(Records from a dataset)
*** Block opens ***

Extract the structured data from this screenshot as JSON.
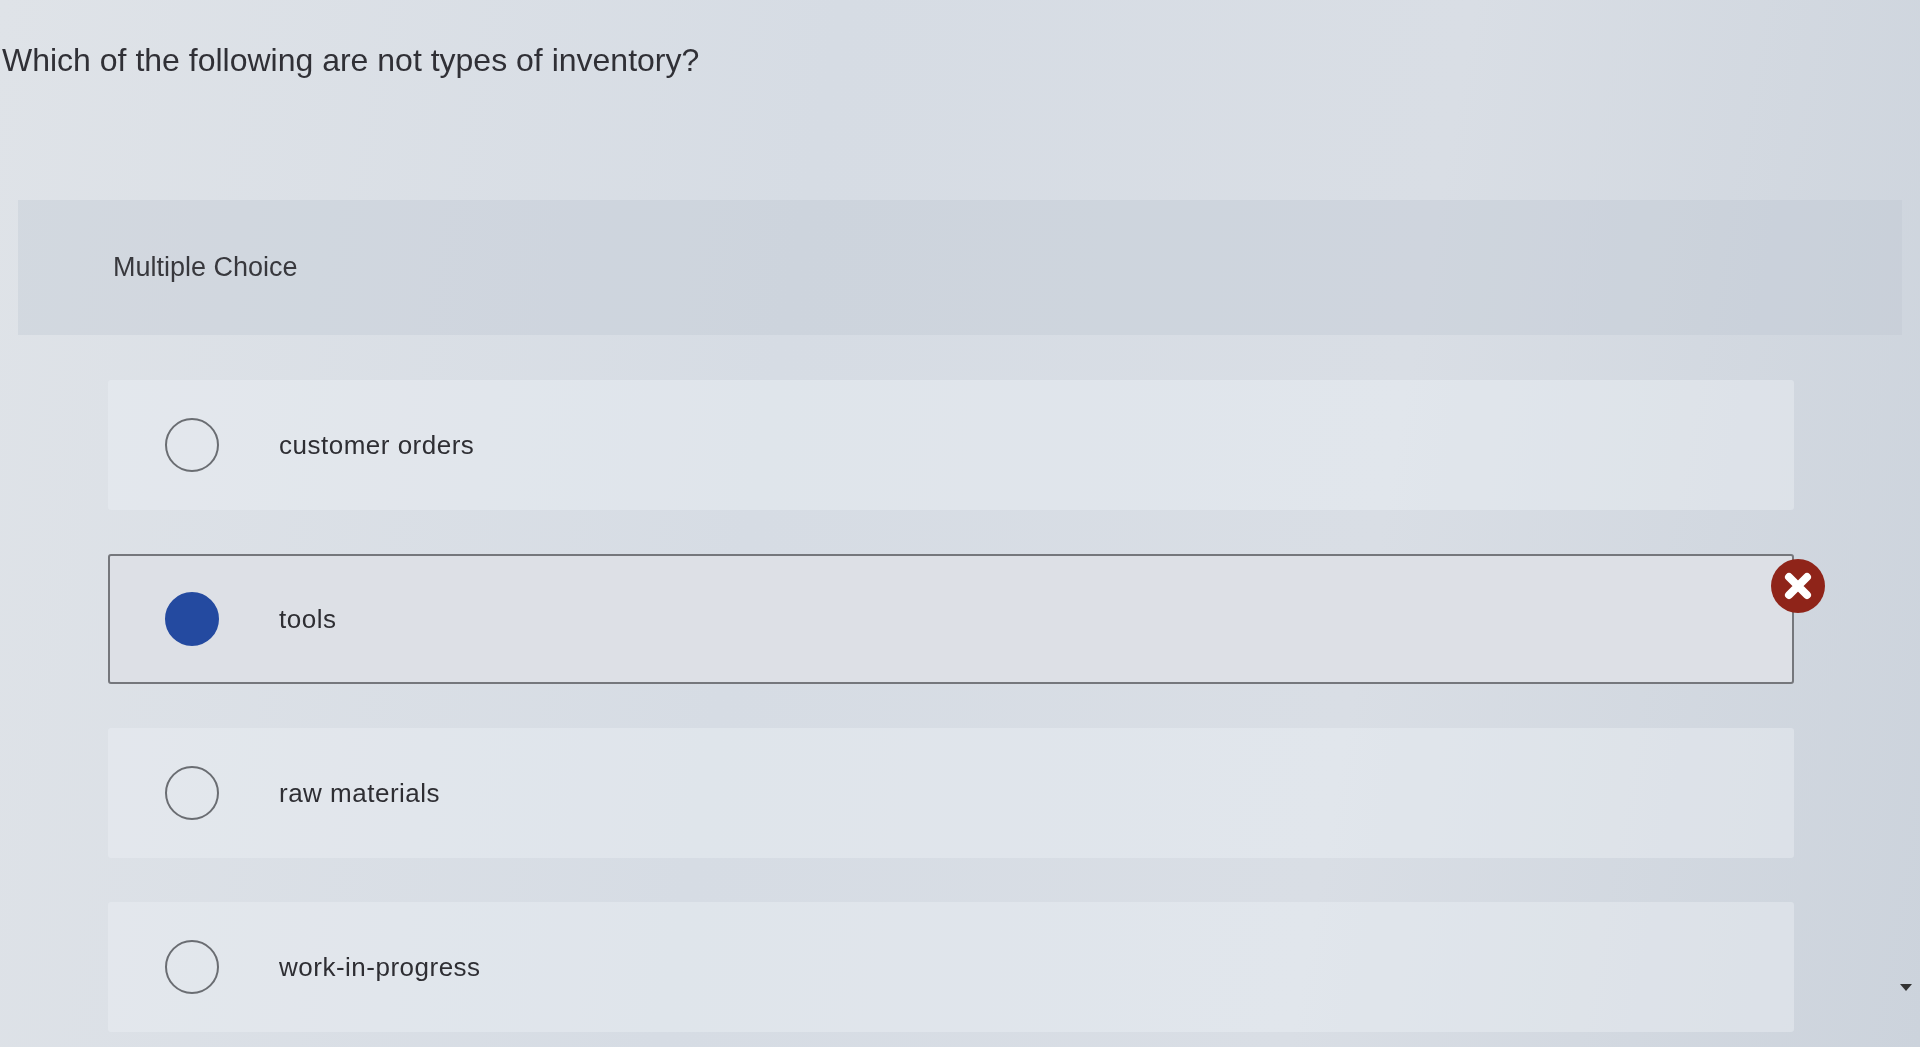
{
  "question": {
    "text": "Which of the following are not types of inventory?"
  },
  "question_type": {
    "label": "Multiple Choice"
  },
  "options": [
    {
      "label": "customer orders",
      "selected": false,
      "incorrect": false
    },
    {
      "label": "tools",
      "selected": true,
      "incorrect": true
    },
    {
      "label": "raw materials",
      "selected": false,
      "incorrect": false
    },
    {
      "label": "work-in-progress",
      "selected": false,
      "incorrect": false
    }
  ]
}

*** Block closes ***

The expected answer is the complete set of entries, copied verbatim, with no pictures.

**ANSWER SPACE:**
Extract the structured data from this screenshot as JSON.
{
  "question": {
    "text": "Which of the following are not types of inventory?"
  },
  "question_type": {
    "label": "Multiple Choice"
  },
  "options": [
    {
      "label": "customer orders",
      "selected": false,
      "incorrect": false
    },
    {
      "label": "tools",
      "selected": true,
      "incorrect": true
    },
    {
      "label": "raw materials",
      "selected": false,
      "incorrect": false
    },
    {
      "label": "work-in-progress",
      "selected": false,
      "incorrect": false
    }
  ]
}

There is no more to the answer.